From Niles, turn left on the Pulaski Highway (US–12) west for 3.5 miles and take the northbound ramp at US–31 toward Holland and follow that for about 10 miles. Take the #13 Berrien Springs exit traveling for 6 miles before turning right on East Snow Rd, continuing then on Hills Road and then turn right on West Shafer Road to the 76–acre farm at Shafer Orchards (207 Shafer Rd., Baroda), which has been owned and operated by the Shafer family for three generations. The orchards here are accessible by car, with a variety of u–pick apples. In the early season, you’ll find Mollie’s Delicious, McIntosh, Gala and Golden Supreme. As the season progresses, Empire, Jonathon, Jonagold and Red and Golden Delicious can be found. Late season varieties, such as Rome and Mutsu, are also harvested. (269–422–1972) www.parrett.net/~shafer/
You’re on the road again, heading northwest for just a few miles to Hillside Orchards (8198 Fleisher Lane, Berrien Springs). Turn right on Hartline Rd and right on E Shawnee Rd, left on Lauer Rd, right on E Lemon Creek Rd, left on S Scottdale Rd, left on E Hinchman Rd, and finally left on Fleisher Rd (a total of 5 miles). Here, you’ll find apples, apples and more apples – like Lodi, Earlimac, Earligold, Red Free, Rome, Idared and Empire, as well as the traditional Red and Yellow Delicious, Northern Spy, Paula Red and Honeycrisp – which can all be found here. (269–471–7558)
Less than 10 miles away you’ll find Nye’s Farm (3151 Niles Rd., St. Joseph). Head back to East Hinchman Road where you’ll turn right and then left on Lauer Road, left on East Linco Road, right on South Scottdale Road for four miles, then left on M–139 briefly before turning left on M–63 to 3151 Niles Rd. This family farm has been owned and operated for five generations, dating back to the late 1800s. In the 1960s, an old hay barn was converted into a farm market and Nye’s Apple Barn has been open every summer since.
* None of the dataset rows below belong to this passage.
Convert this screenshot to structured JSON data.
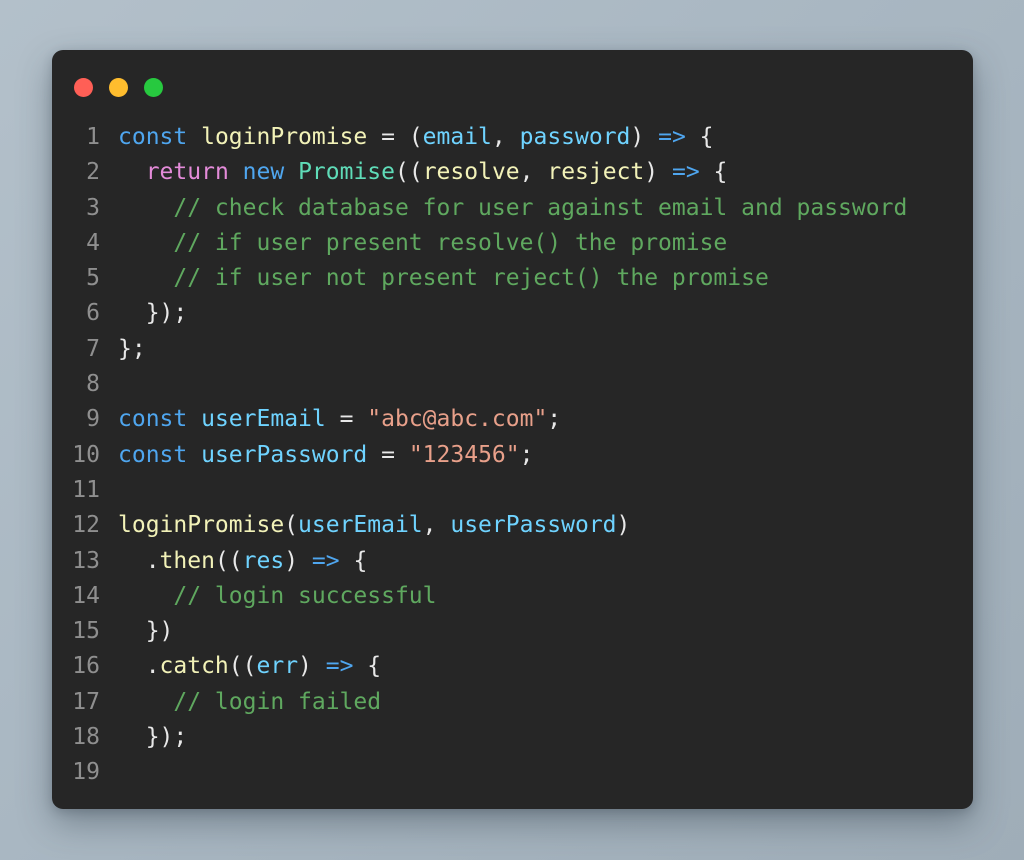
{
  "window": {
    "controls": [
      {
        "name": "close",
        "label": "Close",
        "color": "#ff5f56"
      },
      {
        "name": "minimize",
        "label": "Minimize",
        "color": "#ffbd2e"
      },
      {
        "name": "maximize",
        "label": "Maximize",
        "color": "#27c93f"
      }
    ]
  },
  "theme": {
    "page_background": "#aebcc6",
    "card_background": "#262626",
    "line_number_color": "#8f8f8f",
    "default_text": "#e8e8e8",
    "keyword": "#4fa6ef",
    "control_keyword": "#e48bd9",
    "class_name": "#5fdcb8",
    "function_name": "#f2f2b8",
    "variable": "#6fd3ff",
    "string": "#e8a08a",
    "comment": "#5fa85f",
    "arrow": "#4fa6ef"
  },
  "editor": {
    "language": "javascript",
    "line_count": 19,
    "line_numbers": [
      "1",
      "2",
      "3",
      "4",
      "5",
      "6",
      "7",
      "8",
      "9",
      "10",
      "11",
      "12",
      "13",
      "14",
      "15",
      "16",
      "17",
      "18",
      "19"
    ],
    "plain_text": [
      "const loginPromise = (email, password) => {",
      "  return new Promise((resolve, resject) => {",
      "    // check database for user against email and password",
      "    // if user present resolve() the promise",
      "    // if user not present reject() the promise",
      "  });",
      "};",
      "",
      "const userEmail = \"abc@abc.com\";",
      "const userPassword = \"123456\";",
      "",
      "loginPromise(userEmail, userPassword)",
      "  .then((res) => {",
      "    // login successful",
      "  })",
      "  .catch((err) => {",
      "    // login failed",
      "  });",
      ""
    ],
    "lines": [
      {
        "n": "1",
        "tokens": [
          {
            "t": "const",
            "c": "t-keyword"
          },
          {
            "t": " ",
            "c": "t-plain"
          },
          {
            "t": "loginPromise",
            "c": "t-function"
          },
          {
            "t": " = (",
            "c": "t-plain"
          },
          {
            "t": "email",
            "c": "t-variable"
          },
          {
            "t": ", ",
            "c": "t-plain"
          },
          {
            "t": "password",
            "c": "t-variable"
          },
          {
            "t": ") ",
            "c": "t-plain"
          },
          {
            "t": "=>",
            "c": "t-arrow"
          },
          {
            "t": " {",
            "c": "t-plain"
          }
        ]
      },
      {
        "n": "2",
        "tokens": [
          {
            "t": "  ",
            "c": "t-plain"
          },
          {
            "t": "return",
            "c": "t-control"
          },
          {
            "t": " ",
            "c": "t-plain"
          },
          {
            "t": "new",
            "c": "t-keyword"
          },
          {
            "t": " ",
            "c": "t-plain"
          },
          {
            "t": "Promise",
            "c": "t-class"
          },
          {
            "t": "((",
            "c": "t-plain"
          },
          {
            "t": "resolve",
            "c": "t-param"
          },
          {
            "t": ", ",
            "c": "t-plain"
          },
          {
            "t": "resject",
            "c": "t-param"
          },
          {
            "t": ") ",
            "c": "t-plain"
          },
          {
            "t": "=>",
            "c": "t-arrow"
          },
          {
            "t": " {",
            "c": "t-plain"
          }
        ]
      },
      {
        "n": "3",
        "tokens": [
          {
            "t": "    ",
            "c": "t-plain"
          },
          {
            "t": "// check database for user against email and password",
            "c": "t-comment"
          }
        ]
      },
      {
        "n": "4",
        "tokens": [
          {
            "t": "    ",
            "c": "t-plain"
          },
          {
            "t": "// if user present resolve() the promise",
            "c": "t-comment"
          }
        ]
      },
      {
        "n": "5",
        "tokens": [
          {
            "t": "    ",
            "c": "t-plain"
          },
          {
            "t": "// if user not present reject() the promise",
            "c": "t-comment"
          }
        ]
      },
      {
        "n": "6",
        "tokens": [
          {
            "t": "  });",
            "c": "t-plain"
          }
        ]
      },
      {
        "n": "7",
        "tokens": [
          {
            "t": "};",
            "c": "t-plain"
          }
        ]
      },
      {
        "n": "8",
        "tokens": [
          {
            "t": "",
            "c": "t-plain"
          }
        ]
      },
      {
        "n": "9",
        "tokens": [
          {
            "t": "const",
            "c": "t-keyword"
          },
          {
            "t": " ",
            "c": "t-plain"
          },
          {
            "t": "userEmail",
            "c": "t-variable"
          },
          {
            "t": " = ",
            "c": "t-plain"
          },
          {
            "t": "\"abc@abc.com\"",
            "c": "t-string"
          },
          {
            "t": ";",
            "c": "t-plain"
          }
        ]
      },
      {
        "n": "10",
        "tokens": [
          {
            "t": "const",
            "c": "t-keyword"
          },
          {
            "t": " ",
            "c": "t-plain"
          },
          {
            "t": "userPassword",
            "c": "t-variable"
          },
          {
            "t": " = ",
            "c": "t-plain"
          },
          {
            "t": "\"123456\"",
            "c": "t-string"
          },
          {
            "t": ";",
            "c": "t-plain"
          }
        ]
      },
      {
        "n": "11",
        "tokens": [
          {
            "t": "",
            "c": "t-plain"
          }
        ]
      },
      {
        "n": "12",
        "tokens": [
          {
            "t": "loginPromise",
            "c": "t-function"
          },
          {
            "t": "(",
            "c": "t-plain"
          },
          {
            "t": "userEmail",
            "c": "t-variable"
          },
          {
            "t": ", ",
            "c": "t-plain"
          },
          {
            "t": "userPassword",
            "c": "t-variable"
          },
          {
            "t": ")",
            "c": "t-plain"
          }
        ]
      },
      {
        "n": "13",
        "tokens": [
          {
            "t": "  .",
            "c": "t-plain"
          },
          {
            "t": "then",
            "c": "t-function"
          },
          {
            "t": "((",
            "c": "t-plain"
          },
          {
            "t": "res",
            "c": "t-variable"
          },
          {
            "t": ") ",
            "c": "t-plain"
          },
          {
            "t": "=>",
            "c": "t-arrow"
          },
          {
            "t": " {",
            "c": "t-plain"
          }
        ]
      },
      {
        "n": "14",
        "tokens": [
          {
            "t": "    ",
            "c": "t-plain"
          },
          {
            "t": "// login successful",
            "c": "t-comment"
          }
        ]
      },
      {
        "n": "15",
        "tokens": [
          {
            "t": "  })",
            "c": "t-plain"
          }
        ]
      },
      {
        "n": "16",
        "tokens": [
          {
            "t": "  .",
            "c": "t-plain"
          },
          {
            "t": "catch",
            "c": "t-function"
          },
          {
            "t": "((",
            "c": "t-plain"
          },
          {
            "t": "err",
            "c": "t-variable"
          },
          {
            "t": ") ",
            "c": "t-plain"
          },
          {
            "t": "=>",
            "c": "t-arrow"
          },
          {
            "t": " {",
            "c": "t-plain"
          }
        ]
      },
      {
        "n": "17",
        "tokens": [
          {
            "t": "    ",
            "c": "t-plain"
          },
          {
            "t": "// login failed",
            "c": "t-comment"
          }
        ]
      },
      {
        "n": "18",
        "tokens": [
          {
            "t": "  });",
            "c": "t-plain"
          }
        ]
      },
      {
        "n": "19",
        "tokens": [
          {
            "t": "",
            "c": "t-plain"
          }
        ]
      }
    ]
  }
}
Check out the variety of apples available pre–picked or u–pick. (269–429–0596) www.nyesapplebarn.com
From there, your 28 mile trip north (M–63 to I–94 E, then I–196 N/US–31N to Phoenix Street) takes you back to the port city of South Haven, where if you time it right, you can catch a spectacular sunset over Lake Michigan.
For more information about this region:
- Southwest Michigan Tourist Council